Page and application data records »
= Beginning of Section =

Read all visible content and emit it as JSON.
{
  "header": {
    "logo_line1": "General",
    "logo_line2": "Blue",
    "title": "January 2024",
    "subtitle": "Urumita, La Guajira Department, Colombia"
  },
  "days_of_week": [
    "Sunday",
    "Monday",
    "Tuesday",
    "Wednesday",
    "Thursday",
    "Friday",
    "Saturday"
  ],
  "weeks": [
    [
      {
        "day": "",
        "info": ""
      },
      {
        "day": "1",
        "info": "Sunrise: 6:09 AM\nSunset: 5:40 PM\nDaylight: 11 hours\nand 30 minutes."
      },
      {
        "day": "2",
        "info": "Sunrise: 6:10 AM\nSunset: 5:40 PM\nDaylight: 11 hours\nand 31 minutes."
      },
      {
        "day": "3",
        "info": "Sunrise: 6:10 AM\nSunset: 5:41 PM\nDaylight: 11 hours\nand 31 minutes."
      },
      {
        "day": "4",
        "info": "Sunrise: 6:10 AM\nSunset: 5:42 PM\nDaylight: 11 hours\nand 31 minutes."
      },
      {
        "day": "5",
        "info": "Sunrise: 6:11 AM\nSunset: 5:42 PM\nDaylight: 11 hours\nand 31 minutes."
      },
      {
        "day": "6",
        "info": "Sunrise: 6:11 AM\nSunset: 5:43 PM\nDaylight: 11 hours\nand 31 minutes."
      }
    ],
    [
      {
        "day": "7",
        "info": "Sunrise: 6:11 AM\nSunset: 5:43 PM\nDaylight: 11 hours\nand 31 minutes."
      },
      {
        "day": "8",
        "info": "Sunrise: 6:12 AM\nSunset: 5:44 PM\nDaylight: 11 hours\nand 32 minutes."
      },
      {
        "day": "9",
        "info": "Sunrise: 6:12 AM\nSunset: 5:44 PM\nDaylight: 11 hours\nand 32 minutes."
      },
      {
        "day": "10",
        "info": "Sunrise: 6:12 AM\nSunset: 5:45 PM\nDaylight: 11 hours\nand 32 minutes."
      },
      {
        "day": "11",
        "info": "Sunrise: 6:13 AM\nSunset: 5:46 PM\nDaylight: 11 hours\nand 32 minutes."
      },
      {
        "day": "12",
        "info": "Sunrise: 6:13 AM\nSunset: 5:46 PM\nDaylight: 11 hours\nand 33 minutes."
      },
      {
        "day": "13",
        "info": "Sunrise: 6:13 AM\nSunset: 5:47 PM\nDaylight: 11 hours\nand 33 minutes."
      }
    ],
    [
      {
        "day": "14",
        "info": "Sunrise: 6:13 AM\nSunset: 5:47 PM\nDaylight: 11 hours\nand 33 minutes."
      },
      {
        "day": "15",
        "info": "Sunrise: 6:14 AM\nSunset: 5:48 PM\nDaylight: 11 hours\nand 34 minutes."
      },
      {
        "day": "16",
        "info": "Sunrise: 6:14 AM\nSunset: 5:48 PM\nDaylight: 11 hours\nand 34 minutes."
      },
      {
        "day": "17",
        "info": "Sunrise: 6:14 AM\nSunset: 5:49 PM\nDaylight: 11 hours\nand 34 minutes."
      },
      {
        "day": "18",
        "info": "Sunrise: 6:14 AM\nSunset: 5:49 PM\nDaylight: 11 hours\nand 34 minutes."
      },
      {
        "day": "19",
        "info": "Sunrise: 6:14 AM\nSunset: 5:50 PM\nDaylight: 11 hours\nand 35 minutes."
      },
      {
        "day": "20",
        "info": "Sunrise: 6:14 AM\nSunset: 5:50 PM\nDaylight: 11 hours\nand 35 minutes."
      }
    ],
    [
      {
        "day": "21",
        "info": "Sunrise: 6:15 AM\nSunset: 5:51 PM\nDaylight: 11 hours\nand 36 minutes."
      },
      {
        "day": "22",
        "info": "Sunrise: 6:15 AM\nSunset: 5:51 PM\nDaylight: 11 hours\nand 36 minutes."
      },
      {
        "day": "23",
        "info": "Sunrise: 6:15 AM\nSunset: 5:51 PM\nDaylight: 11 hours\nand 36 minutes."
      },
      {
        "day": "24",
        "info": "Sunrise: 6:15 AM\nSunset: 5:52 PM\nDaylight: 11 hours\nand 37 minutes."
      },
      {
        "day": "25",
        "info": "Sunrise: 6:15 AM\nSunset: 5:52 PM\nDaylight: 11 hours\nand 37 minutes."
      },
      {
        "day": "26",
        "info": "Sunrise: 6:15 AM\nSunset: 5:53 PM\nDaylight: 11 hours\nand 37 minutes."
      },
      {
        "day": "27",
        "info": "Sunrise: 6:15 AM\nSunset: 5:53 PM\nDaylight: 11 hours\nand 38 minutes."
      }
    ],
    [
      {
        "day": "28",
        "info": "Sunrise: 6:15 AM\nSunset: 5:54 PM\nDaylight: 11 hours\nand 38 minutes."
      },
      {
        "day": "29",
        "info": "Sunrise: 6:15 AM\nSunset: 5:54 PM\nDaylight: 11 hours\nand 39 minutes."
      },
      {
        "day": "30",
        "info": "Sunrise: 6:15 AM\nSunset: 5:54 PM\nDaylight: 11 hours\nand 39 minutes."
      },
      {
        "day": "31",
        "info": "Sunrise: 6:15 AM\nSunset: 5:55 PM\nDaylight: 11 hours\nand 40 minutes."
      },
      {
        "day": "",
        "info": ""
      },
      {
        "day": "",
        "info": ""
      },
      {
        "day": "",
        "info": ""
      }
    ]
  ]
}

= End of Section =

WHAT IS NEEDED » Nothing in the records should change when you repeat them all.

RESULT BELOW »
Read all visible content and emit it as JSON.
{
  "header": {
    "logo_line1": "General",
    "logo_line2": "Blue",
    "title": "January 2024",
    "subtitle": "Urumita, La Guajira Department, Colombia"
  },
  "days_of_week": [
    "Sunday",
    "Monday",
    "Tuesday",
    "Wednesday",
    "Thursday",
    "Friday",
    "Saturday"
  ],
  "weeks": [
    [
      {
        "day": "",
        "info": ""
      },
      {
        "day": "1",
        "info": "Sunrise: 6:09 AM\nSunset: 5:40 PM\nDaylight: 11 hours\nand 30 minutes."
      },
      {
        "day": "2",
        "info": "Sunrise: 6:10 AM\nSunset: 5:40 PM\nDaylight: 11 hours\nand 31 minutes."
      },
      {
        "day": "3",
        "info": "Sunrise: 6:10 AM\nSunset: 5:41 PM\nDaylight: 11 hours\nand 31 minutes."
      },
      {
        "day": "4",
        "info": "Sunrise: 6:10 AM\nSunset: 5:42 PM\nDaylight: 11 hours\nand 31 minutes."
      },
      {
        "day": "5",
        "info": "Sunrise: 6:11 AM\nSunset: 5:42 PM\nDaylight: 11 hours\nand 31 minutes."
      },
      {
        "day": "6",
        "info": "Sunrise: 6:11 AM\nSunset: 5:43 PM\nDaylight: 11 hours\nand 31 minutes."
      }
    ],
    [
      {
        "day": "7",
        "info": "Sunrise: 6:11 AM\nSunset: 5:43 PM\nDaylight: 11 hours\nand 31 minutes."
      },
      {
        "day": "8",
        "info": "Sunrise: 6:12 AM\nSunset: 5:44 PM\nDaylight: 11 hours\nand 32 minutes."
      },
      {
        "day": "9",
        "info": "Sunrise: 6:12 AM\nSunset: 5:44 PM\nDaylight: 11 hours\nand 32 minutes."
      },
      {
        "day": "10",
        "info": "Sunrise: 6:12 AM\nSunset: 5:45 PM\nDaylight: 11 hours\nand 32 minutes."
      },
      {
        "day": "11",
        "info": "Sunrise: 6:13 AM\nSunset: 5:46 PM\nDaylight: 11 hours\nand 32 minutes."
      },
      {
        "day": "12",
        "info": "Sunrise: 6:13 AM\nSunset: 5:46 PM\nDaylight: 11 hours\nand 33 minutes."
      },
      {
        "day": "13",
        "info": "Sunrise: 6:13 AM\nSunset: 5:47 PM\nDaylight: 11 hours\nand 33 minutes."
      }
    ],
    [
      {
        "day": "14",
        "info": "Sunrise: 6:13 AM\nSunset: 5:47 PM\nDaylight: 11 hours\nand 33 minutes."
      },
      {
        "day": "15",
        "info": "Sunrise: 6:14 AM\nSunset: 5:48 PM\nDaylight: 11 hours\nand 34 minutes."
      },
      {
        "day": "16",
        "info": "Sunrise: 6:14 AM\nSunset: 5:48 PM\nDaylight: 11 hours\nand 34 minutes."
      },
      {
        "day": "17",
        "info": "Sunrise: 6:14 AM\nSunset: 5:49 PM\nDaylight: 11 hours\nand 34 minutes."
      },
      {
        "day": "18",
        "info": "Sunrise: 6:14 AM\nSunset: 5:49 PM\nDaylight: 11 hours\nand 34 minutes."
      },
      {
        "day": "19",
        "info": "Sunrise: 6:14 AM\nSunset: 5:50 PM\nDaylight: 11 hours\nand 35 minutes."
      },
      {
        "day": "20",
        "info": "Sunrise: 6:14 AM\nSunset: 5:50 PM\nDaylight: 11 hours\nand 35 minutes."
      }
    ],
    [
      {
        "day": "21",
        "info": "Sunrise: 6:15 AM\nSunset: 5:51 PM\nDaylight: 11 hours\nand 36 minutes."
      },
      {
        "day": "22",
        "info": "Sunrise: 6:15 AM\nSunset: 5:51 PM\nDaylight: 11 hours\nand 36 minutes."
      },
      {
        "day": "23",
        "info": "Sunrise: 6:15 AM\nSunset: 5:51 PM\nDaylight: 11 hours\nand 36 minutes."
      },
      {
        "day": "24",
        "info": "Sunrise: 6:15 AM\nSunset: 5:52 PM\nDaylight: 11 hours\nand 37 minutes."
      },
      {
        "day": "25",
        "info": "Sunrise: 6:15 AM\nSunset: 5:52 PM\nDaylight: 11 hours\nand 37 minutes."
      },
      {
        "day": "26",
        "info": "Sunrise: 6:15 AM\nSunset: 5:53 PM\nDaylight: 11 hours\nand 37 minutes."
      },
      {
        "day": "27",
        "info": "Sunrise: 6:15 AM\nSunset: 5:53 PM\nDaylight: 11 hours\nand 38 minutes."
      }
    ],
    [
      {
        "day": "28",
        "info": "Sunrise: 6:15 AM\nSunset: 5:54 PM\nDaylight: 11 hours\nand 38 minutes."
      },
      {
        "day": "29",
        "info": "Sunrise: 6:15 AM\nSunset: 5:54 PM\nDaylight: 11 hours\nand 39 minutes."
      },
      {
        "day": "30",
        "info": "Sunrise: 6:15 AM\nSunset: 5:54 PM\nDaylight: 11 hours\nand 39 minutes."
      },
      {
        "day": "31",
        "info": "Sunrise: 6:15 AM\nSunset: 5:55 PM\nDaylight: 11 hours\nand 40 minutes."
      },
      {
        "day": "",
        "info": ""
      },
      {
        "day": "",
        "info": ""
      },
      {
        "day": "",
        "info": ""
      }
    ]
  ]
}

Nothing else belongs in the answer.